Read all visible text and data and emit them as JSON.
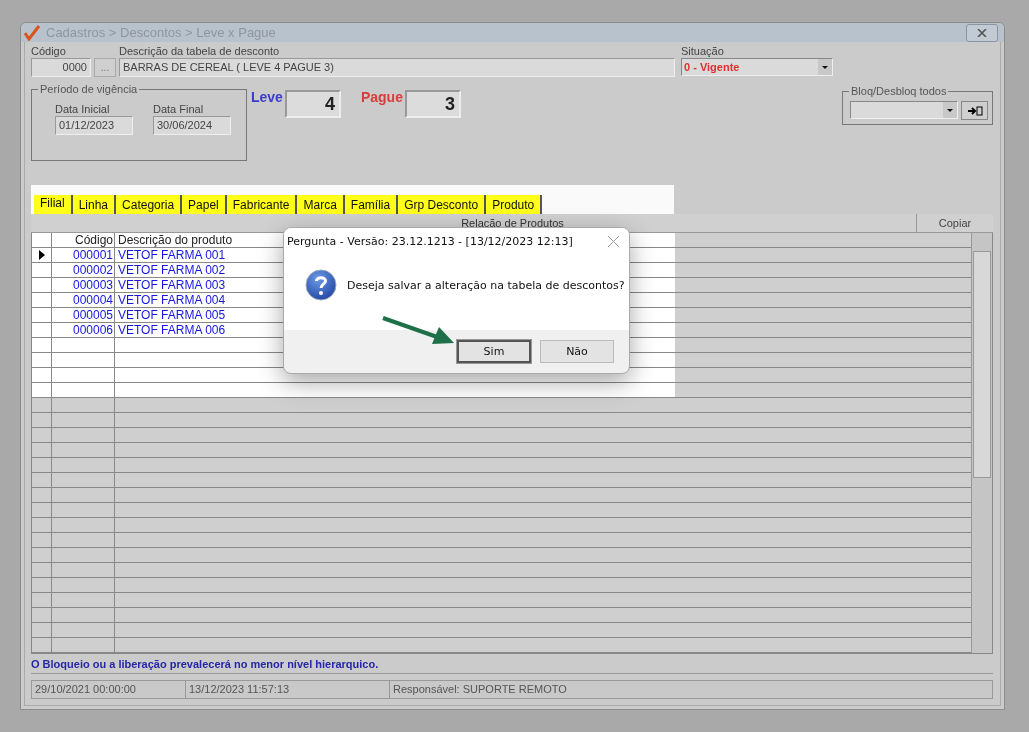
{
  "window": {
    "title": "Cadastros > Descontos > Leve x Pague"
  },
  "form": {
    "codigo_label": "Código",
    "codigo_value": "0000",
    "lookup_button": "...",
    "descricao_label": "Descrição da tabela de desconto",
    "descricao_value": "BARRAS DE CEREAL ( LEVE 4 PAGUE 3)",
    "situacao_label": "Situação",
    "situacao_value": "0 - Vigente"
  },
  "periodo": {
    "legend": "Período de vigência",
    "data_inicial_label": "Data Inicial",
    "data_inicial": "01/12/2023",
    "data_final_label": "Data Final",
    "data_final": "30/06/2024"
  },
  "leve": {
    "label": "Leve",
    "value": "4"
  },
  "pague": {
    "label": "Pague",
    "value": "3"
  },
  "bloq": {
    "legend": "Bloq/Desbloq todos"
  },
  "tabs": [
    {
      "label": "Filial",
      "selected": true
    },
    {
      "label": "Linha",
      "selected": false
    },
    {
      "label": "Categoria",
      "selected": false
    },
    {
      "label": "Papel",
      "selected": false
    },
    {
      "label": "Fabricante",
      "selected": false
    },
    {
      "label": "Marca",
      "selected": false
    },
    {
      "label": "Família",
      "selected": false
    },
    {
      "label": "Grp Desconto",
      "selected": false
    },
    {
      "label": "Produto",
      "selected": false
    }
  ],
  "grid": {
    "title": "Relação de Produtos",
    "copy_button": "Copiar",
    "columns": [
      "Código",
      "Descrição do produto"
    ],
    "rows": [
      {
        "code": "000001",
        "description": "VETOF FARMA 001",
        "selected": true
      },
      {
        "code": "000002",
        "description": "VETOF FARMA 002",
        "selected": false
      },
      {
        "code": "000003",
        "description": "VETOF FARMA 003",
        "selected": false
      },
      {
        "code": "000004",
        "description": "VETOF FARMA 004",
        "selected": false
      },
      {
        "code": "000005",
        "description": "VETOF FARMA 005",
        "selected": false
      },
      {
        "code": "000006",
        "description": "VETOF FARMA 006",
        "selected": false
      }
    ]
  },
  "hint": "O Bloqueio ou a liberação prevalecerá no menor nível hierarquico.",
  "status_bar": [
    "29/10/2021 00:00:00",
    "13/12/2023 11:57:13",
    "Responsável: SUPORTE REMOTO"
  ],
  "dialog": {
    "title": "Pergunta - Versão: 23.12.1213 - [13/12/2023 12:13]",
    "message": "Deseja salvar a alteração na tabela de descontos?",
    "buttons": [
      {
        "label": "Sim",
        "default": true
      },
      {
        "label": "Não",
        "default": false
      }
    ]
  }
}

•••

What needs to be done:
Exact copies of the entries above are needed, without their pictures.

Task result:
Read all visible text and data and emit them as JSON.
{
  "window": {
    "title": "Cadastros > Descontos > Leve x Pague"
  },
  "form": {
    "codigo_label": "Código",
    "codigo_value": "0000",
    "lookup_button": "...",
    "descricao_label": "Descrição da tabela de desconto",
    "descricao_value": "BARRAS DE CEREAL ( LEVE 4 PAGUE 3)",
    "situacao_label": "Situação",
    "situacao_value": "0 - Vigente"
  },
  "periodo": {
    "legend": "Período de vigência",
    "data_inicial_label": "Data Inicial",
    "data_inicial": "01/12/2023",
    "data_final_label": "Data Final",
    "data_final": "30/06/2024"
  },
  "leve": {
    "label": "Leve",
    "value": "4"
  },
  "pague": {
    "label": "Pague",
    "value": "3"
  },
  "bloq": {
    "legend": "Bloq/Desbloq todos"
  },
  "tabs": [
    {
      "label": "Filial",
      "selected": true
    },
    {
      "label": "Linha",
      "selected": false
    },
    {
      "label": "Categoria",
      "selected": false
    },
    {
      "label": "Papel",
      "selected": false
    },
    {
      "label": "Fabricante",
      "selected": false
    },
    {
      "label": "Marca",
      "selected": false
    },
    {
      "label": "Família",
      "selected": false
    },
    {
      "label": "Grp Desconto",
      "selected": false
    },
    {
      "label": "Produto",
      "selected": false
    }
  ],
  "grid": {
    "title": "Relação de Produtos",
    "copy_button": "Copiar",
    "columns": [
      "Código",
      "Descrição do produto"
    ],
    "rows": [
      {
        "code": "000001",
        "description": "VETOF FARMA 001",
        "selected": true
      },
      {
        "code": "000002",
        "description": "VETOF FARMA 002",
        "selected": false
      },
      {
        "code": "000003",
        "description": "VETOF FARMA 003",
        "selected": false
      },
      {
        "code": "000004",
        "description": "VETOF FARMA 004",
        "selected": false
      },
      {
        "code": "000005",
        "description": "VETOF FARMA 005",
        "selected": false
      },
      {
        "code": "000006",
        "description": "VETOF FARMA 006",
        "selected": false
      }
    ]
  },
  "hint": "O Bloqueio ou a liberação prevalecerá no menor nível hierarquico.",
  "status_bar": [
    "29/10/2021 00:00:00",
    "13/12/2023 11:57:13",
    "Responsável: SUPORTE REMOTO"
  ],
  "dialog": {
    "title": "Pergunta - Versão: 23.12.1213 - [13/12/2023 12:13]",
    "message": "Deseja salvar a alteração na tabela de descontos?",
    "buttons": [
      {
        "label": "Sim",
        "default": true
      },
      {
        "label": "Não",
        "default": false
      }
    ]
  }
}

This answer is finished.